__PROBLEM TO SOLVE__
If a line in the listing carries the word "Payment", return a copy of that line.

__DATA UNDER STUDY__

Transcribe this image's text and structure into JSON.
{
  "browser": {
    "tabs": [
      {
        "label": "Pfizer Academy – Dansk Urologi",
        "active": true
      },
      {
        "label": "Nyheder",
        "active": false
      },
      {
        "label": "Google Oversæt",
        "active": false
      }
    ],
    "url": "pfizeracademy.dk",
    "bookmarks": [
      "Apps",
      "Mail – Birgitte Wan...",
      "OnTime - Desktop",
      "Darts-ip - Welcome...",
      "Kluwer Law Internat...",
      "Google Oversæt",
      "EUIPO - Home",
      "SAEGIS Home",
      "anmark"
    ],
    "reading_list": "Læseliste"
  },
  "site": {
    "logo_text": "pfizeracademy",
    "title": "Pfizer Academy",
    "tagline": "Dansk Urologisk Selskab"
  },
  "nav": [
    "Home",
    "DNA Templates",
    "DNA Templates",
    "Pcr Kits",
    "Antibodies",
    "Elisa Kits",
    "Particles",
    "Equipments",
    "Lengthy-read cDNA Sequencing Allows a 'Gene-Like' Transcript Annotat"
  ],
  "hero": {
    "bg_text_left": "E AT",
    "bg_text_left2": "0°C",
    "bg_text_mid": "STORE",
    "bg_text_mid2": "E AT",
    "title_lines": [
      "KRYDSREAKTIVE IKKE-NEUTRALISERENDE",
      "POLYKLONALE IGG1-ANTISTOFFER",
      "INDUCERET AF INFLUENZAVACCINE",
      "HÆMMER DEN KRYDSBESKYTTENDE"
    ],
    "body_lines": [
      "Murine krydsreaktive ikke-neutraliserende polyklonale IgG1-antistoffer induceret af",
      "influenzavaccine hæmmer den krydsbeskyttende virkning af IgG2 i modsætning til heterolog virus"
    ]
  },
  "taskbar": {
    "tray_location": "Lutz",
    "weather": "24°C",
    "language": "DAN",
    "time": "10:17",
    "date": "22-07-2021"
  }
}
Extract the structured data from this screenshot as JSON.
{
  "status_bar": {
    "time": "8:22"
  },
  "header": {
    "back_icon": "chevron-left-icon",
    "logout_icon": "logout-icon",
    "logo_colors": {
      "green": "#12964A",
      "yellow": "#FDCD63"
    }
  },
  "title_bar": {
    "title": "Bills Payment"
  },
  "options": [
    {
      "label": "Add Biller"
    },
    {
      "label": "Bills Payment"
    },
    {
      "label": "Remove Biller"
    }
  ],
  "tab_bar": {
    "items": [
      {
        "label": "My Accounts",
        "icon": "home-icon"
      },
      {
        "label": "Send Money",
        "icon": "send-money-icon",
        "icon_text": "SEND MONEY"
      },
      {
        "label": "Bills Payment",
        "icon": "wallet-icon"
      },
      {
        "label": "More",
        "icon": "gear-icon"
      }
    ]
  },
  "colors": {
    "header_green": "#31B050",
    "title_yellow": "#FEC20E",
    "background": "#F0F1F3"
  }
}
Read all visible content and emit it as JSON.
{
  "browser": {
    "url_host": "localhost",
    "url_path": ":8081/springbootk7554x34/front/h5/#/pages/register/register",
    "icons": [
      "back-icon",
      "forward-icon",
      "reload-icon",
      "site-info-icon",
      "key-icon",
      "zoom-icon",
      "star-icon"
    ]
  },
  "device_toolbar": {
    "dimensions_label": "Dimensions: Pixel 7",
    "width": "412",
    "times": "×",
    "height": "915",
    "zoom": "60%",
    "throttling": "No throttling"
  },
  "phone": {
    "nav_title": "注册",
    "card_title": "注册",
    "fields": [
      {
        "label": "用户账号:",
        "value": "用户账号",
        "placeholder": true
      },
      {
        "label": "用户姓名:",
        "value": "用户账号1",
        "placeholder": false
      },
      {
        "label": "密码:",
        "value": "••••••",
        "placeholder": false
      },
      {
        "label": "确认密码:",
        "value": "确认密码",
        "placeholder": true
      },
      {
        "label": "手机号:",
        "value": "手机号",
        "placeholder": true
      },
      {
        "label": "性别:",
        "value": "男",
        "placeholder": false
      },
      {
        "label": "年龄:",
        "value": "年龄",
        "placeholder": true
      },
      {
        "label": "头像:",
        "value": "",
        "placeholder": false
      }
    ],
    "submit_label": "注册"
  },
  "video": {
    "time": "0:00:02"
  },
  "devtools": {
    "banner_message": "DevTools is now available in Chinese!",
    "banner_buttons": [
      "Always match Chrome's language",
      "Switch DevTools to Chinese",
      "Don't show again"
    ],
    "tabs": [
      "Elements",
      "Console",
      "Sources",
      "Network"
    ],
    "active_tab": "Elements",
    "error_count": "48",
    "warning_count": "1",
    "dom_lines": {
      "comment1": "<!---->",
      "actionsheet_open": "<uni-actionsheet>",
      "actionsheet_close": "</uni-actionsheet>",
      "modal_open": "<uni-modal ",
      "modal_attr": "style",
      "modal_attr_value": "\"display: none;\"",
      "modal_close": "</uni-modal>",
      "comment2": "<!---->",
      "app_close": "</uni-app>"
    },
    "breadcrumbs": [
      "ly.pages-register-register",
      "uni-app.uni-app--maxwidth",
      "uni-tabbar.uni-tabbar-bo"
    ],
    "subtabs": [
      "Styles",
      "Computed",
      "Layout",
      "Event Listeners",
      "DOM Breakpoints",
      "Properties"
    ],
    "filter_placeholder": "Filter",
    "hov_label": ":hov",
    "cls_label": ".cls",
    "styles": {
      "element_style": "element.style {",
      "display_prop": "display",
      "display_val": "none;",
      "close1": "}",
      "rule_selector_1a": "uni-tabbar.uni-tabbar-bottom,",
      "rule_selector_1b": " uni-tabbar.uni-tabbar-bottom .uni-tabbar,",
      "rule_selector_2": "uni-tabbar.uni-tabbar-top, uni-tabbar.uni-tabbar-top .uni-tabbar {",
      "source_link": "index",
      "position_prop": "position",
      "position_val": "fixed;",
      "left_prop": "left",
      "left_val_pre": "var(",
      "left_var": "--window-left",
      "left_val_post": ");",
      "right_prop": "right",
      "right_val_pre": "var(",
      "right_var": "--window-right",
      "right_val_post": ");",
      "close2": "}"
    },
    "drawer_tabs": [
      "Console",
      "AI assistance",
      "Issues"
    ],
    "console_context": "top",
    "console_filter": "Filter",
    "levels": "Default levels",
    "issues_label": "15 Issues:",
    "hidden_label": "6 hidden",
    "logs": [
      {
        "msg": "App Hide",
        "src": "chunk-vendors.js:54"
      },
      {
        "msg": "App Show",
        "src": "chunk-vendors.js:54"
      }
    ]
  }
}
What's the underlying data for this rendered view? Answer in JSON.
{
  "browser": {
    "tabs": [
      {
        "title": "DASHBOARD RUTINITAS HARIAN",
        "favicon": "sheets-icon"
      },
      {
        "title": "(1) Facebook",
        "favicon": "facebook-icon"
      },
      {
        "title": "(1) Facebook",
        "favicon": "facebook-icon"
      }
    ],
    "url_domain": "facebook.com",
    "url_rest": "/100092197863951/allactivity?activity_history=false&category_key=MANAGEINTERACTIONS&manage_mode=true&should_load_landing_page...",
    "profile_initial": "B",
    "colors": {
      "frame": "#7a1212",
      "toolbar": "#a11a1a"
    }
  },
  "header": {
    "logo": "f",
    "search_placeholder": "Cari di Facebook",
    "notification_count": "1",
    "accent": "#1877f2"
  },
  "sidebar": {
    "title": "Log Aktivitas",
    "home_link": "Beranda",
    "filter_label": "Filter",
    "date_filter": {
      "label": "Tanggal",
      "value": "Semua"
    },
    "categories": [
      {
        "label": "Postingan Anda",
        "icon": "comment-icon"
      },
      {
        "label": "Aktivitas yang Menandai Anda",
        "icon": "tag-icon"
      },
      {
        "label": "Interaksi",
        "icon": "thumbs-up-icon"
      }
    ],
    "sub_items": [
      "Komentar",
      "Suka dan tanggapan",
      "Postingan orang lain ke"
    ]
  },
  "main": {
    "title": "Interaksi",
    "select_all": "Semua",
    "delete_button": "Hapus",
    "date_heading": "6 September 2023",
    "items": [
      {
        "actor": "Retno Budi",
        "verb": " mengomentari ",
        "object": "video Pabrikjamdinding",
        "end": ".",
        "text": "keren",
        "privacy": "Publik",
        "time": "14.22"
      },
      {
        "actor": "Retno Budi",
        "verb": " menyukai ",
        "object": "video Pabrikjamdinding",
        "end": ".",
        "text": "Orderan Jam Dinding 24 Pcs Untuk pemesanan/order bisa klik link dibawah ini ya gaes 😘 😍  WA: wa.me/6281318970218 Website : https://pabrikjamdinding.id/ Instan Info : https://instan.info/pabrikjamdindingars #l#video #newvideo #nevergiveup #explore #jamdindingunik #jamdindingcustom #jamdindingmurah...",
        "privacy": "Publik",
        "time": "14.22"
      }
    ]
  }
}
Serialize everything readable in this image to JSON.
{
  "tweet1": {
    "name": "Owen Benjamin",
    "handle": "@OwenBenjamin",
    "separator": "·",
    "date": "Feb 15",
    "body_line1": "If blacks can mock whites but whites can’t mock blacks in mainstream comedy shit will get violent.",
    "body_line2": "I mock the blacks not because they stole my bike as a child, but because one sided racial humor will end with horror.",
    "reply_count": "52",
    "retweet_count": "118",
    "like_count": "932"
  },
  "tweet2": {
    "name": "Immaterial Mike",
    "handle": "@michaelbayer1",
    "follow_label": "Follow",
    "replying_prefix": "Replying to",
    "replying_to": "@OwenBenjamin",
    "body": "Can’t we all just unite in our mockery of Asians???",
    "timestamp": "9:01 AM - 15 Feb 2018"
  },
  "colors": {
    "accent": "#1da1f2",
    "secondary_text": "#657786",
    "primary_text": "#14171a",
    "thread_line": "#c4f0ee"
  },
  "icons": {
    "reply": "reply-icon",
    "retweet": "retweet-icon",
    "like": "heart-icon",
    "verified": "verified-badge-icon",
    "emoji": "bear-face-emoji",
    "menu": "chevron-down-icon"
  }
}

__RESPONSE__
    "title": "Bills Payment"
      "label": "Bills Payment"
        "label": "Bills Payment",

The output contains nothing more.